◆ Aim of the task: Hunt through the lines below for the string "JSON" and copy each one that has it.

◆ Extracted material:
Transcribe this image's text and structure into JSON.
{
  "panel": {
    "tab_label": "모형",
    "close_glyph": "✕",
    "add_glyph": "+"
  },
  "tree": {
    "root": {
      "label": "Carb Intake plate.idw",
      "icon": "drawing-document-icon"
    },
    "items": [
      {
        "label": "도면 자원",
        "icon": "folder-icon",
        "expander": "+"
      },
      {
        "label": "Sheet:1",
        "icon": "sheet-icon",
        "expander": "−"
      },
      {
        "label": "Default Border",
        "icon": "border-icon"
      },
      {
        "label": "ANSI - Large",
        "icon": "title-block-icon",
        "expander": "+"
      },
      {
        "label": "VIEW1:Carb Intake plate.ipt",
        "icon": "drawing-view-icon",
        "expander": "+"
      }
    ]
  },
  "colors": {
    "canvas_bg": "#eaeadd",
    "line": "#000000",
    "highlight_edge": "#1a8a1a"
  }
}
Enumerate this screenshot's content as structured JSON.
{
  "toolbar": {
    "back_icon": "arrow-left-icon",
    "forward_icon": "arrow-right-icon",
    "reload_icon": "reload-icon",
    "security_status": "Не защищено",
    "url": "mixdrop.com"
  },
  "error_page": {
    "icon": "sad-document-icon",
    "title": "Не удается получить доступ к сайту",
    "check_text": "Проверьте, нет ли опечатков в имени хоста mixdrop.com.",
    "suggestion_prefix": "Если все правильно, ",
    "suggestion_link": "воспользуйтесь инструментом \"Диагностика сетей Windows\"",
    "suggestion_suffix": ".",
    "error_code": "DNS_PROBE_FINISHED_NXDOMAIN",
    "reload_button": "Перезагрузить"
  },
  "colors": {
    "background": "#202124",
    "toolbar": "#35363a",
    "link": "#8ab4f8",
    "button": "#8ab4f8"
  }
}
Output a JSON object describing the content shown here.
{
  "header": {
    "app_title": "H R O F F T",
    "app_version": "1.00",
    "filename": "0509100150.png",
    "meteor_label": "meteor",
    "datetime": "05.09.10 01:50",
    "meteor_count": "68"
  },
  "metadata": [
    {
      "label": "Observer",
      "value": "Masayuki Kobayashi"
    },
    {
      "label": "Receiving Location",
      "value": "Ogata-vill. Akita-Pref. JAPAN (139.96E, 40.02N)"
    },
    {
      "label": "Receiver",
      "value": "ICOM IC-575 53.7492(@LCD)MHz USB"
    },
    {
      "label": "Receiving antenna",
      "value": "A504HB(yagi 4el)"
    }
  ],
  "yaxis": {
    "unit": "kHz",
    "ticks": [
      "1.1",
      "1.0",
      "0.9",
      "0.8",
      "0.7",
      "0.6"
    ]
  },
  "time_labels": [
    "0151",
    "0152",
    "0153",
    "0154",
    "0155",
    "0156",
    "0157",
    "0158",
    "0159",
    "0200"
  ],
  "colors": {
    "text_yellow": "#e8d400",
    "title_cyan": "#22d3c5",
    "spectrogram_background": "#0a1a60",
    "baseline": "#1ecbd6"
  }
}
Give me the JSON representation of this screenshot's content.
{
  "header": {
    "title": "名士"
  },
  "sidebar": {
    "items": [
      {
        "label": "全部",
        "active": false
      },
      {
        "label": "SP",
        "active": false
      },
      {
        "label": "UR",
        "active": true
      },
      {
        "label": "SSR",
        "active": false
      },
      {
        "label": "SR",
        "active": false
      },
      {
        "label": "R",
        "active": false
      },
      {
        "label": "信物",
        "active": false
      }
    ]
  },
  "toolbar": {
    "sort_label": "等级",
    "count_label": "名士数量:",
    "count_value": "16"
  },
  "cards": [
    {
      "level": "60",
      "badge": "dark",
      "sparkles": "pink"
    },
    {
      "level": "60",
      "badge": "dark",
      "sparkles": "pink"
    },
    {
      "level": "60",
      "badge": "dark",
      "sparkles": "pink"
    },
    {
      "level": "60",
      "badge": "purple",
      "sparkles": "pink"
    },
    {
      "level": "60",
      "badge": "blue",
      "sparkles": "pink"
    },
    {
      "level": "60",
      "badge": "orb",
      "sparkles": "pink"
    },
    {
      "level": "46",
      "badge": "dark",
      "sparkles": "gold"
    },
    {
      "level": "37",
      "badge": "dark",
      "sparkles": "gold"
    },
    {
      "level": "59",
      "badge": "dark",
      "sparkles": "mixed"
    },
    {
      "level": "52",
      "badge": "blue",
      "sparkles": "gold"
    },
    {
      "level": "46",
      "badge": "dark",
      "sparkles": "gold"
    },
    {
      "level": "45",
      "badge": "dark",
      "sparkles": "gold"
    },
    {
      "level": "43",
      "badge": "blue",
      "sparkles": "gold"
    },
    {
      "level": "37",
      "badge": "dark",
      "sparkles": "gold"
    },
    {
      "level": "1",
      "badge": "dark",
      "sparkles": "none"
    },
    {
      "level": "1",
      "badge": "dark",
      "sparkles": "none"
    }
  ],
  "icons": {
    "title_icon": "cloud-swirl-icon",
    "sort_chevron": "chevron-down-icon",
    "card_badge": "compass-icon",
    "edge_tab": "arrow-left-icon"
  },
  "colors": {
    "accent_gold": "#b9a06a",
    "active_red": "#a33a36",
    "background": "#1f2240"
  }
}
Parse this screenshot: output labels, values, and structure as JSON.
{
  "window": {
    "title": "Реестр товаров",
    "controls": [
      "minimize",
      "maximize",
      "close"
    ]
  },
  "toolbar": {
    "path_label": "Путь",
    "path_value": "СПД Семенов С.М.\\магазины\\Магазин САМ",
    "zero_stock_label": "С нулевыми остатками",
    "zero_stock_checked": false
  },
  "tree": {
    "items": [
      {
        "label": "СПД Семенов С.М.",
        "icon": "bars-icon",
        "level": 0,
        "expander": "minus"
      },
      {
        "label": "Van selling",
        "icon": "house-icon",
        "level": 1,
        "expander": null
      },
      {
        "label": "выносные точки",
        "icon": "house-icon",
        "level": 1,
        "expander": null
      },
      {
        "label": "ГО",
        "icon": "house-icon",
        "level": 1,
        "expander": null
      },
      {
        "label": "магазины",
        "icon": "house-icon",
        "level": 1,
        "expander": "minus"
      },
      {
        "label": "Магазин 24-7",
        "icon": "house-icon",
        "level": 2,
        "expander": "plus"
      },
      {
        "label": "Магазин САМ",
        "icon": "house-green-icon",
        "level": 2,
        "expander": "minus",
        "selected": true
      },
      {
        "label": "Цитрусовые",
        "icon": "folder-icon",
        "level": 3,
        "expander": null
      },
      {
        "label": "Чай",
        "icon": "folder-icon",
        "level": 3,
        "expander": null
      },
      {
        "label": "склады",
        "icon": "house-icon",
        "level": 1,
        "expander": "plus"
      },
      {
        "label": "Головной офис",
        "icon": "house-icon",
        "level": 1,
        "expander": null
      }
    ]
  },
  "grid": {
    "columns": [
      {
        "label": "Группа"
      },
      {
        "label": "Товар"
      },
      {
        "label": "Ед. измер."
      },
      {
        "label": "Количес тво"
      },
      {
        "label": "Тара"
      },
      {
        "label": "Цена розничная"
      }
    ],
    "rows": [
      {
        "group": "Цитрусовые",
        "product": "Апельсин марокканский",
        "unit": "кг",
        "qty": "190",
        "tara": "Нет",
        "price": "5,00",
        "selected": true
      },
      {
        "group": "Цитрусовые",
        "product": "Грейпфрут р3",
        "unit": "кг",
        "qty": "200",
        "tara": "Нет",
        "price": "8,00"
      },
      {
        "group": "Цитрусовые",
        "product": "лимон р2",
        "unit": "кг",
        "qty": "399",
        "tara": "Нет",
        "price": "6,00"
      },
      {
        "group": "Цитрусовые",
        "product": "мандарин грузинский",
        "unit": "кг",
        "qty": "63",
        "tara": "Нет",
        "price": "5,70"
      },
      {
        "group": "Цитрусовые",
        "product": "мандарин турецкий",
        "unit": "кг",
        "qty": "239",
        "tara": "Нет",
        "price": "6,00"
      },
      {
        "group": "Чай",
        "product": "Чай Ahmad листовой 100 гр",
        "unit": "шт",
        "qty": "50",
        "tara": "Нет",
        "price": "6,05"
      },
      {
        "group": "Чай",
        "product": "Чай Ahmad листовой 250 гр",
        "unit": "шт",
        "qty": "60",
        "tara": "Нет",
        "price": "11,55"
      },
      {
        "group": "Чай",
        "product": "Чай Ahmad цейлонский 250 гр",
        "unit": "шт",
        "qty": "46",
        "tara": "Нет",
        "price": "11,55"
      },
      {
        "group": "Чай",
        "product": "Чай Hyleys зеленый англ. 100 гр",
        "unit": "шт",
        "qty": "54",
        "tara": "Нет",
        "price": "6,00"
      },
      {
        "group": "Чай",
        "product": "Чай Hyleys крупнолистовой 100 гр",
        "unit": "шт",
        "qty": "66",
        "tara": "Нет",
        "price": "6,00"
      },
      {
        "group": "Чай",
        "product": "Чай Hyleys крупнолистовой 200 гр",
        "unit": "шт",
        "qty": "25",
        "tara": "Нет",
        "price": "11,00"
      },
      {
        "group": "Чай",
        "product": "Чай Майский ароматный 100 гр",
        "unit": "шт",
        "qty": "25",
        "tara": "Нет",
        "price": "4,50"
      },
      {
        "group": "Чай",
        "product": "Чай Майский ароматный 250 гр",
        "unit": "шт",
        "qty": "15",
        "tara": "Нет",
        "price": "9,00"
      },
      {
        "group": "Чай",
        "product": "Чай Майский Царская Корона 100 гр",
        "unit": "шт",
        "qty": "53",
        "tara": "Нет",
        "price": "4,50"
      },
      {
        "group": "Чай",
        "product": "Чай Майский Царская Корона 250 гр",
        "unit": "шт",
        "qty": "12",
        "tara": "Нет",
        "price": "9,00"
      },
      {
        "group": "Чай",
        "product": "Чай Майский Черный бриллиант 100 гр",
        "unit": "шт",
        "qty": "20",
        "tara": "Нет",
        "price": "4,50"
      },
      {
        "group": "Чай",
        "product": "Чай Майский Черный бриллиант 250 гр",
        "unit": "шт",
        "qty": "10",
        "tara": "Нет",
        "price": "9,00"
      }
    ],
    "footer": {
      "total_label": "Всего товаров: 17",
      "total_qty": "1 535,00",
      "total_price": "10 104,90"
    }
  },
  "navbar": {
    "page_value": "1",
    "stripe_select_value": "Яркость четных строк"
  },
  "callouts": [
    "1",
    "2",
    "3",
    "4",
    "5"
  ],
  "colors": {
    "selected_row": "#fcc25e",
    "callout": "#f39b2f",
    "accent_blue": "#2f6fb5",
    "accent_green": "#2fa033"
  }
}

◆ Solution below:
Transcribe this image's text and structure into JSON.
Enumerate this screenshot's content as structured JSON.
Output a JSON object describing the content shown here.
Give me the JSON representation of this screenshot's content.
Parse this screenshot: output labels, values, and structure as JSON.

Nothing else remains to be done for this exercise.